That’s the sound of the new Theodore Roosevelt Elementary School choir. They’re singing a song written by their music teacher in their brand new gym at the school’s dedication ceremony.
Roosevelt’s Principal Armando Lujan couldn’t be happier with the changes.
“We housed our physical education teacher in a portable building and 30 kids in one class is too much to ask of a teacher to work with. This room here will hold about 50 kids no problem, so the P.E. teacher is now able to just be very creative and offer our kids so many variations of the different types of lessons that she has which was not possible before.”
He’s not the only one who’s pleased about the school’s makeover. Ten year old Christian Acosta can’t contain his excitement about the new technology in his classroom.

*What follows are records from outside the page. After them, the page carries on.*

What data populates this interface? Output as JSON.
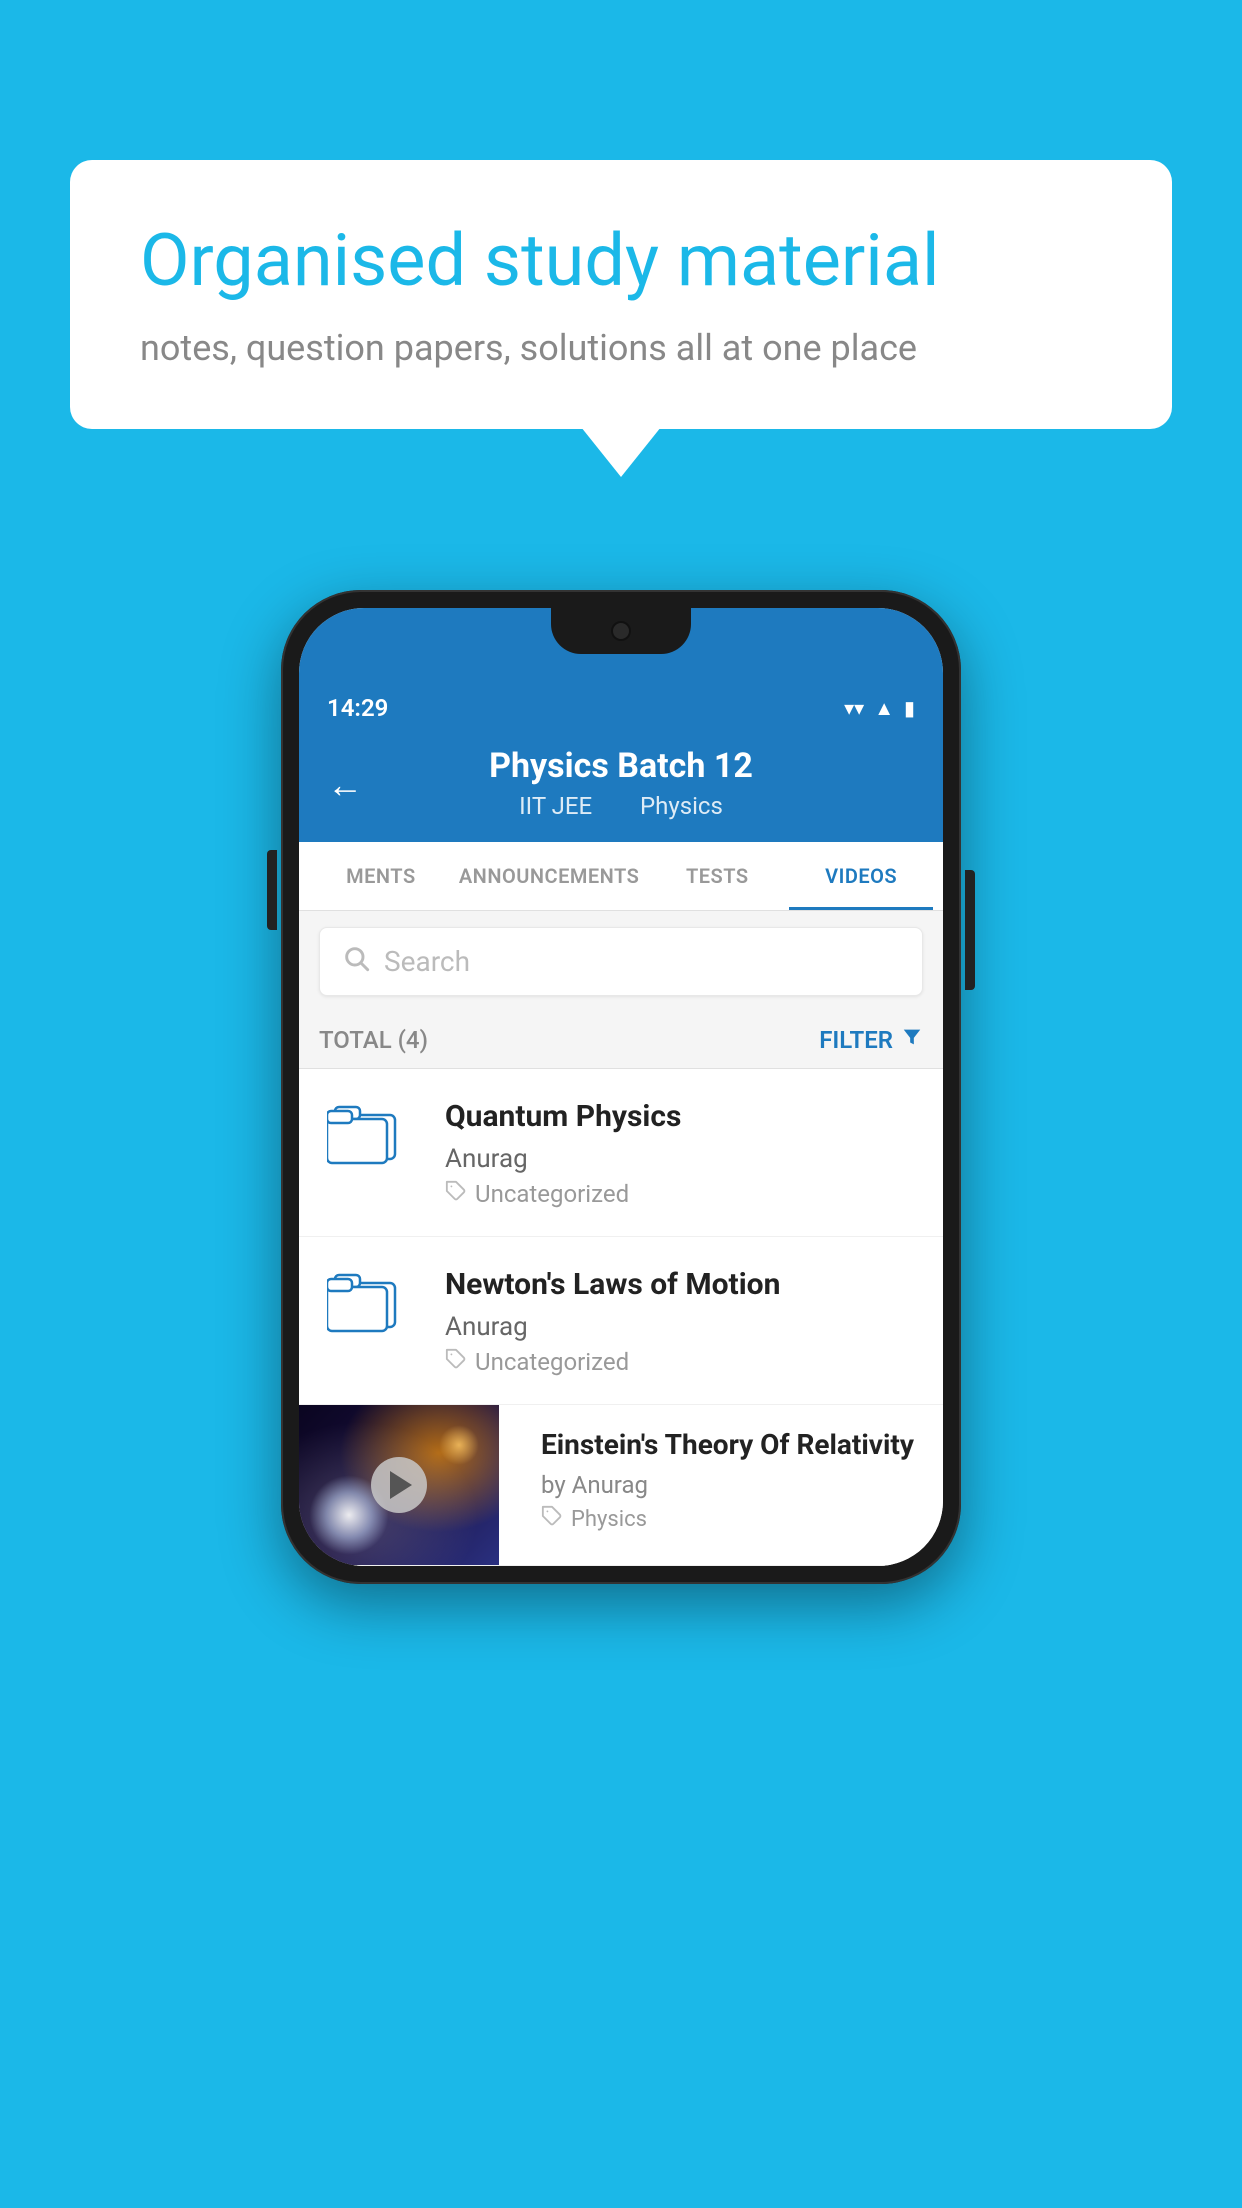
{
  "app": {
    "background_color": "#1bb8e8"
  },
  "speech_bubble": {
    "title": "Organised study material",
    "subtitle": "notes, question papers, solutions all at one place"
  },
  "phone": {
    "status_bar": {
      "time": "14:29",
      "wifi": "▼",
      "signal": "◀",
      "battery": "▮"
    },
    "header": {
      "back_label": "←",
      "title": "Physics Batch 12",
      "subtitle_part1": "IIT JEE",
      "subtitle_part2": "Physics"
    },
    "tabs": [
      {
        "label": "MENTS",
        "active": false
      },
      {
        "label": "ANNOUNCEMENTS",
        "active": false
      },
      {
        "label": "TESTS",
        "active": false
      },
      {
        "label": "VIDEOS",
        "active": true
      }
    ],
    "search": {
      "placeholder": "Search"
    },
    "filter_bar": {
      "total_label": "TOTAL (4)",
      "filter_label": "FILTER"
    },
    "videos": [
      {
        "id": 1,
        "title": "Quantum Physics",
        "author": "Anurag",
        "tag": "Uncategorized",
        "has_thumbnail": false
      },
      {
        "id": 2,
        "title": "Newton's Laws of Motion",
        "author": "Anurag",
        "tag": "Uncategorized",
        "has_thumbnail": false
      },
      {
        "id": 3,
        "title": "Einstein's Theory Of Relativity",
        "author": "by Anurag",
        "tag": "Physics",
        "has_thumbnail": true
      }
    ]
  }
}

“It is ... we have a smart-board in every room. That is my favorite part because every chance I get, I wanna write on the smart-board.”
Roosevelt is one of the last four elementary schools having dedication ceremonies to mark their rejuvenation from the 2007 HISD bond funds.
Updated 1928 Theodore Roosevelt Elementary School in Northeast Houston.
If voters tick yes on the November ballot, HISD intends to do the same to 20 high schools with $1.9 billion dollars.
The funds will be taken from a property tax increase that will come to about $70 dollars for a $200, 000 dollar home by 2017. For those 65 and older however there will be no rise in property tax.
HISD is eager to point this out to people who will exercise their right to vote in November. They also want voters to remember to look at the bottom of their ballot, because that’s where the box to vote for the bond will be.